MATERIAL TO PROCESS
★ ★ ★ ★ ★ ★ ★

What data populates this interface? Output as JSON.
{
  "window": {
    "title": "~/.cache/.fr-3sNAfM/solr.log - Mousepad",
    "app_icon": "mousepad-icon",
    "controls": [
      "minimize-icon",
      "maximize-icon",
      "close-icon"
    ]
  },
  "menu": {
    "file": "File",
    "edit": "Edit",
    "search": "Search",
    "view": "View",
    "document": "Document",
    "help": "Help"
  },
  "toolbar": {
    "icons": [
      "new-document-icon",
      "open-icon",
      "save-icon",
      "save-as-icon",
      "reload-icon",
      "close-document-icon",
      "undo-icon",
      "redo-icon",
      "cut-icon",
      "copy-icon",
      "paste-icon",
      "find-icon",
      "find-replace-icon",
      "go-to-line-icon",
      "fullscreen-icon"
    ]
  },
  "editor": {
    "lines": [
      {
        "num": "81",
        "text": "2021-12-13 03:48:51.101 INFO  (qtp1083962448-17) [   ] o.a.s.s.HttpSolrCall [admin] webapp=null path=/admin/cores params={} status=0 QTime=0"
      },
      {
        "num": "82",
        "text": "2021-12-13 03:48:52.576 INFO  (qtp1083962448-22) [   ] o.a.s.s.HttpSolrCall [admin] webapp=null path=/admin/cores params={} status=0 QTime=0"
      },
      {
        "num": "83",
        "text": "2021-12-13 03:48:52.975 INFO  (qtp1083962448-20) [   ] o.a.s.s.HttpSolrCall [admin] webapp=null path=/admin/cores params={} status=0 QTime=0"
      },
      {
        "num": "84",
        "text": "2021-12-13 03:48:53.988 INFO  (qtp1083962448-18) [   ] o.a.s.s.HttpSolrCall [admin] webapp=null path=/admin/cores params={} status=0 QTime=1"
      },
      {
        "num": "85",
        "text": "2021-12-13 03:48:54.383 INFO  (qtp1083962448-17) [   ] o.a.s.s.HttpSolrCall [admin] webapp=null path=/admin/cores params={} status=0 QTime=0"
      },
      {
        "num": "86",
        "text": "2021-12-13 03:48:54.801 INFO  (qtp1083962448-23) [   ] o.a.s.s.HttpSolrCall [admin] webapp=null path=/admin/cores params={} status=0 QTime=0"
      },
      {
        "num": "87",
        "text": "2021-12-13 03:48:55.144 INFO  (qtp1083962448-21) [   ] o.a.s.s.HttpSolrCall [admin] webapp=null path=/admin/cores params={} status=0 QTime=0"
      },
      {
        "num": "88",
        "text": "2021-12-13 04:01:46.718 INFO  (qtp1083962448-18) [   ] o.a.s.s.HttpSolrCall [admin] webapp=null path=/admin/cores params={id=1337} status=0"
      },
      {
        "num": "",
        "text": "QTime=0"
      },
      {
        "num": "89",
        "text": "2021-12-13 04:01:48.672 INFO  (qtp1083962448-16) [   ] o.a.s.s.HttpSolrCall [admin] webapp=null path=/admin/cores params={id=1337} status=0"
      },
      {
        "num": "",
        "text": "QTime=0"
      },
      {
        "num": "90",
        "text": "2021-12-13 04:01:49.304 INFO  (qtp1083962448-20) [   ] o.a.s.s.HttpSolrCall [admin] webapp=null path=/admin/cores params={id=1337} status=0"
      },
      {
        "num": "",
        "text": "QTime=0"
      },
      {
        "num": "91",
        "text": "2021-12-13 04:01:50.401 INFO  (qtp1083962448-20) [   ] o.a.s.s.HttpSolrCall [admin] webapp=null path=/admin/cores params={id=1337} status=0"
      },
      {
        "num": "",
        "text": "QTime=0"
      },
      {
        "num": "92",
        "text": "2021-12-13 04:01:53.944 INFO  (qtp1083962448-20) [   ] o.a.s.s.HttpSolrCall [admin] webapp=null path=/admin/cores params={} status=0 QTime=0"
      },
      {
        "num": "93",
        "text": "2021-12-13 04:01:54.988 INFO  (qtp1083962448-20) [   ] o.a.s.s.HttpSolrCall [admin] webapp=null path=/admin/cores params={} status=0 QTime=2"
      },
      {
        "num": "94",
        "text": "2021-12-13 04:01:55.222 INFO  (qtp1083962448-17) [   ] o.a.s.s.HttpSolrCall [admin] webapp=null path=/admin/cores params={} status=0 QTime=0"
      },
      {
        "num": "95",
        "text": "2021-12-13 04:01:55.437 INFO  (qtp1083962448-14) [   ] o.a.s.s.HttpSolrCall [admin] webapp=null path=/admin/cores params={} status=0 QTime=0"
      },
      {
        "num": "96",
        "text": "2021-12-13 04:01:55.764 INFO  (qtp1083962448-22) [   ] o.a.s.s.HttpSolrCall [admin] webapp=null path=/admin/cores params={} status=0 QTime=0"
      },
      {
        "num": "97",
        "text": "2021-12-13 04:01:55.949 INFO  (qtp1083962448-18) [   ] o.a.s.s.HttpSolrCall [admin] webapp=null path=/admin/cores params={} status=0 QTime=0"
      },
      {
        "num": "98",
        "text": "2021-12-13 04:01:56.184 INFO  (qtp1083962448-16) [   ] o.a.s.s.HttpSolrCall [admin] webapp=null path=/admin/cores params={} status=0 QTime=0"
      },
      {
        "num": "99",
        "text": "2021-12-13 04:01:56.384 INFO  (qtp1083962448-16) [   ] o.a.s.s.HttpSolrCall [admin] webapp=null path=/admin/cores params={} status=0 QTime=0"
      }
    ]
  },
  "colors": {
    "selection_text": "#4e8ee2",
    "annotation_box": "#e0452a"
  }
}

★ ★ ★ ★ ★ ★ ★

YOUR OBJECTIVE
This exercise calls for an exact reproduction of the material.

OUTPUT OF THE EXERCISE
What data populates this interface? Output as JSON.
{
  "window": {
    "title": "~/.cache/.fr-3sNAfM/solr.log - Mousepad",
    "app_icon": "mousepad-icon",
    "controls": [
      "minimize-icon",
      "maximize-icon",
      "close-icon"
    ]
  },
  "menu": {
    "file": "File",
    "edit": "Edit",
    "search": "Search",
    "view": "View",
    "document": "Document",
    "help": "Help"
  },
  "toolbar": {
    "icons": [
      "new-document-icon",
      "open-icon",
      "save-icon",
      "save-as-icon",
      "reload-icon",
      "close-document-icon",
      "undo-icon",
      "redo-icon",
      "cut-icon",
      "copy-icon",
      "paste-icon",
      "find-icon",
      "find-replace-icon",
      "go-to-line-icon",
      "fullscreen-icon"
    ]
  },
  "editor": {
    "lines": [
      {
        "num": "81",
        "text": "2021-12-13 03:48:51.101 INFO  (qtp1083962448-17) [   ] o.a.s.s.HttpSolrCall [admin] webapp=null path=/admin/cores params={} status=0 QTime=0"
      },
      {
        "num": "82",
        "text": "2021-12-13 03:48:52.576 INFO  (qtp1083962448-22) [   ] o.a.s.s.HttpSolrCall [admin] webapp=null path=/admin/cores params={} status=0 QTime=0"
      },
      {
        "num": "83",
        "text": "2021-12-13 03:48:52.975 INFO  (qtp1083962448-20) [   ] o.a.s.s.HttpSolrCall [admin] webapp=null path=/admin/cores params={} status=0 QTime=0"
      },
      {
        "num": "84",
        "text": "2021-12-13 03:48:53.988 INFO  (qtp1083962448-18) [   ] o.a.s.s.HttpSolrCall [admin] webapp=null path=/admin/cores params={} status=0 QTime=1"
      },
      {
        "num": "85",
        "text": "2021-12-13 03:48:54.383 INFO  (qtp1083962448-17) [   ] o.a.s.s.HttpSolrCall [admin] webapp=null path=/admin/cores params={} status=0 QTime=0"
      },
      {
        "num": "86",
        "text": "2021-12-13 03:48:54.801 INFO  (qtp1083962448-23) [   ] o.a.s.s.HttpSolrCall [admin] webapp=null path=/admin/cores params={} status=0 QTime=0"
      },
      {
        "num": "87",
        "text": "2021-12-13 03:48:55.144 INFO  (qtp1083962448-21) [   ] o.a.s.s.HttpSolrCall [admin] webapp=null path=/admin/cores params={} status=0 QTime=0"
      },
      {
        "num": "88",
        "text": "2021-12-13 04:01:46.718 INFO  (qtp1083962448-18) [   ] o.a.s.s.HttpSolrCall [admin] webapp=null path=/admin/cores params={id=1337} status=0"
      },
      {
        "num": "",
        "text": "QTime=0"
      },
      {
        "num": "89",
        "text": "2021-12-13 04:01:48.672 INFO  (qtp1083962448-16) [   ] o.a.s.s.HttpSolrCall [admin] webapp=null path=/admin/cores params={id=1337} status=0"
      },
      {
        "num": "",
        "text": "QTime=0"
      },
      {
        "num": "90",
        "text": "2021-12-13 04:01:49.304 INFO  (qtp1083962448-20) [   ] o.a.s.s.HttpSolrCall [admin] webapp=null path=/admin/cores params={id=1337} status=0"
      },
      {
        "num": "",
        "text": "QTime=0"
      },
      {
        "num": "91",
        "text": "2021-12-13 04:01:50.401 INFO  (qtp1083962448-20) [   ] o.a.s.s.HttpSolrCall [admin] webapp=null path=/admin/cores params={id=1337} status=0"
      },
      {
        "num": "",
        "text": "QTime=0"
      },
      {
        "num": "92",
        "text": "2021-12-13 04:01:53.944 INFO  (qtp1083962448-20) [   ] o.a.s.s.HttpSolrCall [admin] webapp=null path=/admin/cores params={} status=0 QTime=0"
      },
      {
        "num": "93",
        "text": "2021-12-13 04:01:54.988 INFO  (qtp1083962448-20) [   ] o.a.s.s.HttpSolrCall [admin] webapp=null path=/admin/cores params={} status=0 QTime=2"
      },
      {
        "num": "94",
        "text": "2021-12-13 04:01:55.222 INFO  (qtp1083962448-17) [   ] o.a.s.s.HttpSolrCall [admin] webapp=null path=/admin/cores params={} status=0 QTime=0"
      },
      {
        "num": "95",
        "text": "2021-12-13 04:01:55.437 INFO  (qtp1083962448-14) [   ] o.a.s.s.HttpSolrCall [admin] webapp=null path=/admin/cores params={} status=0 QTime=0"
      },
      {
        "num": "96",
        "text": "2021-12-13 04:01:55.764 INFO  (qtp1083962448-22) [   ] o.a.s.s.HttpSolrCall [admin] webapp=null path=/admin/cores params={} status=0 QTime=0"
      },
      {
        "num": "97",
        "text": "2021-12-13 04:01:55.949 INFO  (qtp1083962448-18) [   ] o.a.s.s.HttpSolrCall [admin] webapp=null path=/admin/cores params={} status=0 QTime=0"
      },
      {
        "num": "98",
        "text": "2021-12-13 04:01:56.184 INFO  (qtp1083962448-16) [   ] o.a.s.s.HttpSolrCall [admin] webapp=null path=/admin/cores params={} status=0 QTime=0"
      },
      {
        "num": "99",
        "text": "2021-12-13 04:01:56.384 INFO  (qtp1083962448-16) [   ] o.a.s.s.HttpSolrCall [admin] webapp=null path=/admin/cores params={} status=0 QTime=0"
      }
    ]
  },
  "colors": {
    "selection_text": "#4e8ee2",
    "annotation_box": "#e0452a"
  }
}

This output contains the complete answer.